While the drivers responding to the IIHS study said their sleep time had increased under the new rule, they reported slightly more instances than when the old rule was in effect of driving drowsy or falling asleep at the wheel. When drivers were asked about dozing at the wheel at least once in the past month, the reported percentage increased from 13 percent in 2003 to 15 percent in 2004.
“The new rule was supposed to improve safety, but our survey shows the opposite,” says Anne McCartt, IIHS vice president for research. “Truckers are using the restart provision to squeeze even more driving hours into the week.”
A work week restart provision of the current rule, requiring 34 hours off, increases allowable driving hours in a seven-day period from 60 to 77. The rule lengthens the mandatory rest period by two hours but lets drivers stay on the road an extra hour every day.
A quarter of drivers who were surveyed by IIHS said they drive more than the new daily limit of 11 hours. Eight of 10 drivers said they’re taking advantage of the restart provision that allows them to drive 25 percent more in a week.
The ATA study, based on government accident records and data from 70 carriers operating under the new rule, was presented March 10 to the Federal Motor Carrier Safety Administration as comment on the possible revision of the hours rule. ATA asks that the rule receive no major changes.
Among ATA’s findings:
- While total DOT recordable accidents and preventable DOT recordable accidents remained relatively consistent, there were decreases between 2003 and 2004 in total injuries and injuries related to DOT recordable accidents.
- The 34-hour recovery and restart help to avoid the shifting of daytime to nighttime schedules, which can affect the circadian rhythm and decrease alertness.

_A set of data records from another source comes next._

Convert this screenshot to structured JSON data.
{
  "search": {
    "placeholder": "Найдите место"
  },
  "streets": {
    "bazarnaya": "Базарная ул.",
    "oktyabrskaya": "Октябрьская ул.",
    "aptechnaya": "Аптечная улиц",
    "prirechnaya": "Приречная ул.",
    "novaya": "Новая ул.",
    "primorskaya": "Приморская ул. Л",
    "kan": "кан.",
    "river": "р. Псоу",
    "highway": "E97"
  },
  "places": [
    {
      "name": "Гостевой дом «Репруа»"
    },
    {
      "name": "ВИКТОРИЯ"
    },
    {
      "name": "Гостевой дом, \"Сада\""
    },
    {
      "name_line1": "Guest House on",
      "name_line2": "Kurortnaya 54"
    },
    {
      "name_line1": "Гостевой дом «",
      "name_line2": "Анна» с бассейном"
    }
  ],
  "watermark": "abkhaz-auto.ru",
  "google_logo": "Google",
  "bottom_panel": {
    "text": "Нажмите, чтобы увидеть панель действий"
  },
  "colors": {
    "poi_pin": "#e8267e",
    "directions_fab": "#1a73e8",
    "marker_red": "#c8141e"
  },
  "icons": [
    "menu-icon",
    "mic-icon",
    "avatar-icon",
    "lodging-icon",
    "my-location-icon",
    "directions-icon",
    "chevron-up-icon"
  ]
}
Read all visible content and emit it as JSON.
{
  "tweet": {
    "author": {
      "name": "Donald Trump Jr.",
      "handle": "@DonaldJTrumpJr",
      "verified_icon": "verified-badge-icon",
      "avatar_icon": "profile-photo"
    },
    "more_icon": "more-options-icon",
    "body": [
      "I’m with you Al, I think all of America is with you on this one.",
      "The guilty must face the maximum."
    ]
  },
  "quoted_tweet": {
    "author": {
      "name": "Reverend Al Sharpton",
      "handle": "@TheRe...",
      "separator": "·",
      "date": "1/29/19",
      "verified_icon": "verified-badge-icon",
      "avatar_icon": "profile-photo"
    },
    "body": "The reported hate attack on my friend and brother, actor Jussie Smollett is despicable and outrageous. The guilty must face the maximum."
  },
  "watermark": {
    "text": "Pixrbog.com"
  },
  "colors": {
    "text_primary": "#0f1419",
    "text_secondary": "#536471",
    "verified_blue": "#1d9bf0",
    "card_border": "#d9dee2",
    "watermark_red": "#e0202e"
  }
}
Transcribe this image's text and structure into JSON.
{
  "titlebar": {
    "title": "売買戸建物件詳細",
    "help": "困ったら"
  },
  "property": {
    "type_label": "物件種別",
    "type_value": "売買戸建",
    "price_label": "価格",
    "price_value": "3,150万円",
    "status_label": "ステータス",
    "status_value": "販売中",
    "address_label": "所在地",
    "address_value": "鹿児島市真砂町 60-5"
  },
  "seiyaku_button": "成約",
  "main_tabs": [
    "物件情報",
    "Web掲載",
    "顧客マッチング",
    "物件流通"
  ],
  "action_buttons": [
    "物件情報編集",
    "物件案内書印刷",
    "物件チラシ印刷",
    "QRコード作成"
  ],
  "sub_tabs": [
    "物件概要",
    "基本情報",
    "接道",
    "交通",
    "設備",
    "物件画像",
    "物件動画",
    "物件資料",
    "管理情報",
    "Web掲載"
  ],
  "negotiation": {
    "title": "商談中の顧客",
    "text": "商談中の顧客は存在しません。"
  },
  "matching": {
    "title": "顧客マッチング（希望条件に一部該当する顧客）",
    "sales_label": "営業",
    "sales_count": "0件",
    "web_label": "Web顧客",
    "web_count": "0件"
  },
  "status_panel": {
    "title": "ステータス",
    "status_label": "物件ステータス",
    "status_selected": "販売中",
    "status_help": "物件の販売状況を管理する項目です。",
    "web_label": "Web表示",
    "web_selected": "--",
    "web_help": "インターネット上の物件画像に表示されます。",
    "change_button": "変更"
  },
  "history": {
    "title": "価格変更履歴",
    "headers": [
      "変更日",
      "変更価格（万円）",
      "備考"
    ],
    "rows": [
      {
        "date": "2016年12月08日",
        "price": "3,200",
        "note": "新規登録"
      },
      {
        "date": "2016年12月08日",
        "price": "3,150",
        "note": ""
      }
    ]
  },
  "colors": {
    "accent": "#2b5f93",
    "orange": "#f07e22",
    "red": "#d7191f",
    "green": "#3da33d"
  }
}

- By increasing the daily off-duty requirement to 10 continuous hours, the new rules greatly reduced the possibility of chronic sleep deprivation and the development of a sleep debt during a driver’s workweek.
- With minor modifications to accommodate better use of sleeper berths and the promotion of naps, the rule should continue to prove highly useful in assuring the overall safety of the nation’s highways.
Enforcement of work hours has long been a problem because written log books are easily falsified, said IIHS. Its survey shows about a third of drivers say they at least occasionally omit work hours from their logs.
“Without electronic recorders the rule can’t be enforced effectively,” McCartt said.
Russell said FMCSA compliance data shows that only about 8 percent of drivers cheat on their logs.
Peterbilt Introduces Model 386 Truck
Peterbilt Motor Company announced its 2006 line of Class 8 conventional trucks and tractors, including the new Model 386, at the recent Mid-America Trucking Show in Louisville, Ky.
The Model 386 is part of Peterbilt’s aero product line. Peterbilt General Manager Dan Sobic credited the success and popularity of the Model 387 as a major factor for the launch of the Model 386. “The Model 386 was developed to impact a customer’s bottom line through improved fuel economy, increased driver productivity, greater resale value and as a tool for attracting and retaining drivers,” Sobic said.
Peterbilt Chief Engineer Craig Brewster said the Model 386′s aerodynamic efficiency was improved by 10 percent over its predecessor. “This results in approximately three-tenths of a mile per gallon increase in fuel economy.”